Invitations to practice recognising how we are all connected are around us. Breathing the same air as your favourite singer at a concert, cheering your team on in a stadium, tasting a delicious meal cooked by someone you love, holding the hand of a child to help them cross the road safely – everyday ordinary – linking our past, present and future.
The invitation to open up to what is possible takes another step when we connect up with one another. It is not an optional extra, it is central to the work of collective impact, to recognize our connectedness, go deeper and bring our whole selves, our networks, creativity, intellect and resources to the task at hand. This work calls us to be upstanders not bystanders. Leadership is required of all us in this movement: to take up, stand up and act up.
Thomas Merton (Choosing to Love the World, 2008), Christian mystic and activist reminds us how compassion works in the Buddhist tradition:

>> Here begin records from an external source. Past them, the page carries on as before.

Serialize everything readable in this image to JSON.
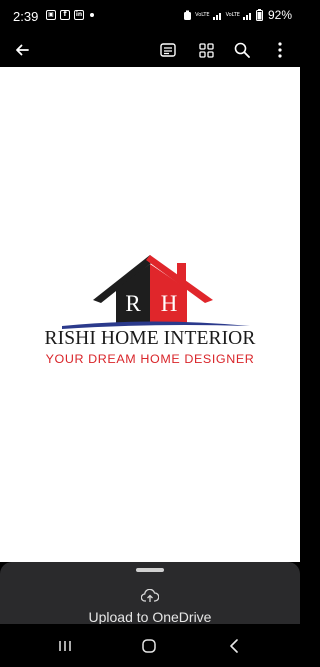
{
  "status_bar": {
    "time": "2:39",
    "notif_icons": [
      "photo-icon",
      "facebook-icon",
      "linkedin-icon"
    ],
    "signal_label_1": "VoLTE",
    "signal_label_2": "VoLTE",
    "battery_percent": "92%"
  },
  "toolbar": {
    "back_icon": "back-arrow-icon",
    "actions": [
      "text-view-icon",
      "grid-view-icon",
      "search-icon",
      "more-options-icon"
    ]
  },
  "document": {
    "logo_initials": [
      "R",
      "H"
    ],
    "brand_name": "RISHI HOME INTERIOR",
    "tagline": "YOUR DREAM HOME DESIGNER",
    "colors": {
      "dark": "#1e1e1e",
      "red": "#e0262b",
      "blue": "#2b3a8c"
    }
  },
  "bottom_sheet": {
    "upload_label": "Upload to OneDrive"
  },
  "nav_bar": {
    "buttons": [
      "recents-icon",
      "home-icon",
      "back-icon"
    ]
  }
}
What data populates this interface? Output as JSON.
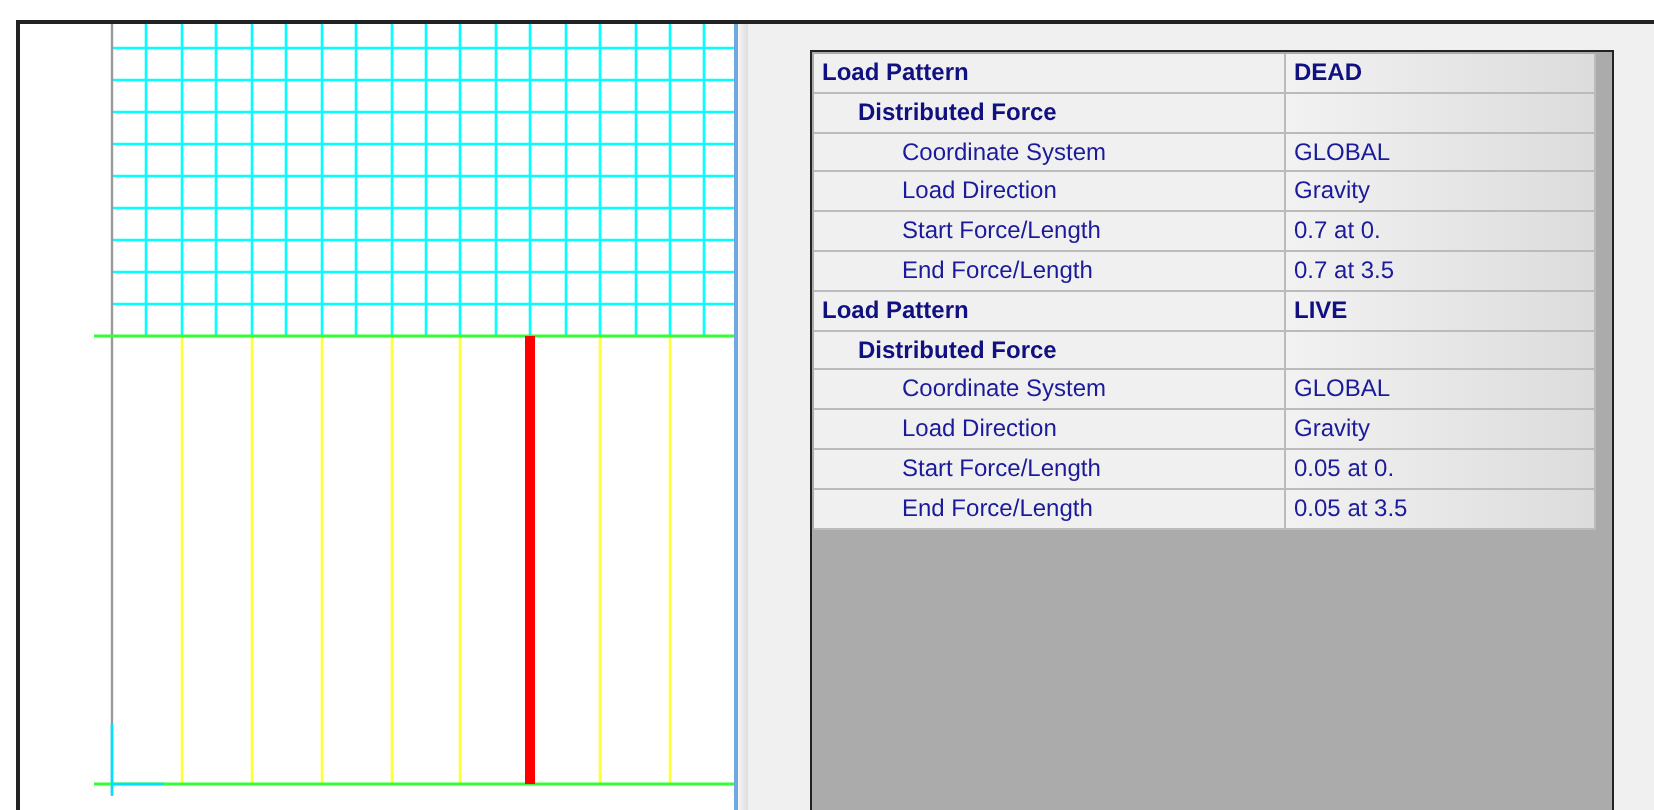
{
  "assignments_table": {
    "rows": [
      {
        "kind": "pattern",
        "label": "Load Pattern",
        "value": "DEAD"
      },
      {
        "kind": "load",
        "label": "Distributed Force"
      },
      {
        "kind": "property",
        "label": "Coordinate System",
        "value": "GLOBAL"
      },
      {
        "kind": "property",
        "label": "Load Direction",
        "value": "Gravity"
      },
      {
        "kind": "property",
        "label": "Start Force/Length",
        "value": "0.7 at 0."
      },
      {
        "kind": "property",
        "label": "End Force/Length",
        "value": "0.7 at 3.5"
      },
      {
        "kind": "pattern",
        "label": "Load Pattern",
        "value": "LIVE"
      },
      {
        "kind": "load",
        "label": "Distributed Force"
      },
      {
        "kind": "property",
        "label": "Coordinate System",
        "value": "GLOBAL"
      },
      {
        "kind": "property",
        "label": "Load Direction",
        "value": "Gravity"
      },
      {
        "kind": "property",
        "label": "Start Force/Length",
        "value": "0.05 at 0."
      },
      {
        "kind": "property",
        "label": "End Force/Length",
        "value": "0.05 at 3.5"
      }
    ]
  }
}
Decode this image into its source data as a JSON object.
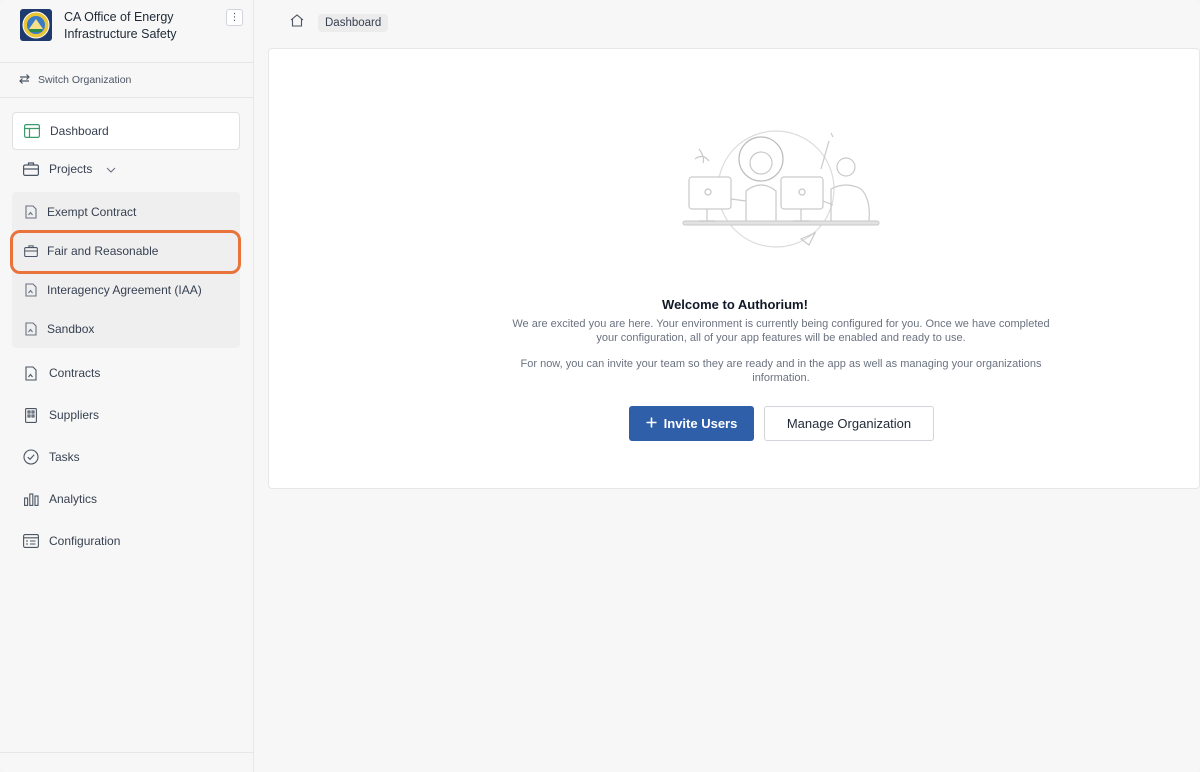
{
  "org": {
    "name": "CA Office of Energy Infrastructure Safety",
    "menu_glyph": "⋮"
  },
  "switch_org": {
    "label": "Switch Organization"
  },
  "nav": {
    "dashboard": "Dashboard",
    "projects": "Projects",
    "project_items": [
      "Exempt Contract",
      "Fair and Reasonable",
      "Interagency Agreement (IAA)",
      "Sandbox"
    ],
    "contracts": "Contracts",
    "suppliers": "Suppliers",
    "tasks": "Tasks",
    "analytics": "Analytics",
    "configuration": "Configuration"
  },
  "breadcrumb": {
    "current": "Dashboard"
  },
  "welcome": {
    "title": "Welcome to Authorium!",
    "text1": "We are excited you are here. Your environment is currently being configured for you. Once we have completed your configuration, all of your app features will be enabled and ready to use.",
    "text2": "For now, you can invite your team so they are ready and in the app as well as managing your organizations information."
  },
  "buttons": {
    "invite": "Invite Users",
    "manage": "Manage Organization"
  },
  "colors": {
    "primary": "#2f5fa8",
    "highlight": "#e8743b"
  }
}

…. when the monk begs from the layman and receives a gift from the layman, it is not as a selfish person getting something from somebody else. He is simply opening himself to this interdependence …
Inviting others into the work of collective impact is an invitation to come alongside of the lives of those who are in the ecosystem holding the complex social problem. It is an act of solidarity.
I am a firm believer in systems theory and so take the view for adaptation to take place any invention in the system, will cause a change in the system as a whole. Using the levers or making new ones to get the maximum amount of change possible from those levers is an art and craft. We make artifacts as we go and embed the changes into the system to continue its evolution to equity.
So if you get an invitation to join in the collective impact movement, consider the possibility of coming with an empty bowl, a chance for you to recognize we are all connected. In my practice this includes inviting others to join in, to breath the same air of this ecosystem with all its complexities, and to come in simplicity.
This movement is personal and political requiring an openness and understanding of our common connection. In the words of Indigenous visual artist and activist Lilla Watson:
If you have come here to help me, you are wasting your time. But if you have come because your liberation is bound up with mine, then let us work together.
If you want to come and get to know a community, instead of a set of numbers, deficits and service users, consumers, clients, you can join me for a community door knock on January 28 (in Christie Downs) or 29 (in Hackham West). You will also get a chance to practice and reflect on your experience and bring an asset based community development perspective. These events are being hosted byTogether SA and will be supporting the Together in the South initiative where a mix of community leaders, elected officials, not for profit organisations, business, State and local government officers have made the following pledge:
Every child is safe, healthy, active, ready to learn and getting along with others.
Together, we are taking responsibility for improving the emotional and social wellbeing and success of over 6,000 children between 0 and 8 years old in Hackham West, Christie Downs, Huntfield Heights, Noarlunga Downs, O’Sullivan Beach/Lonsdale, Christies Beach, Hackham and Morphett Vale.
In these suburbs one in three children are not meeting their developmental steps and our well being is connected to their well being. Consider yourself invited to their future by joining the movement and doing differently, now.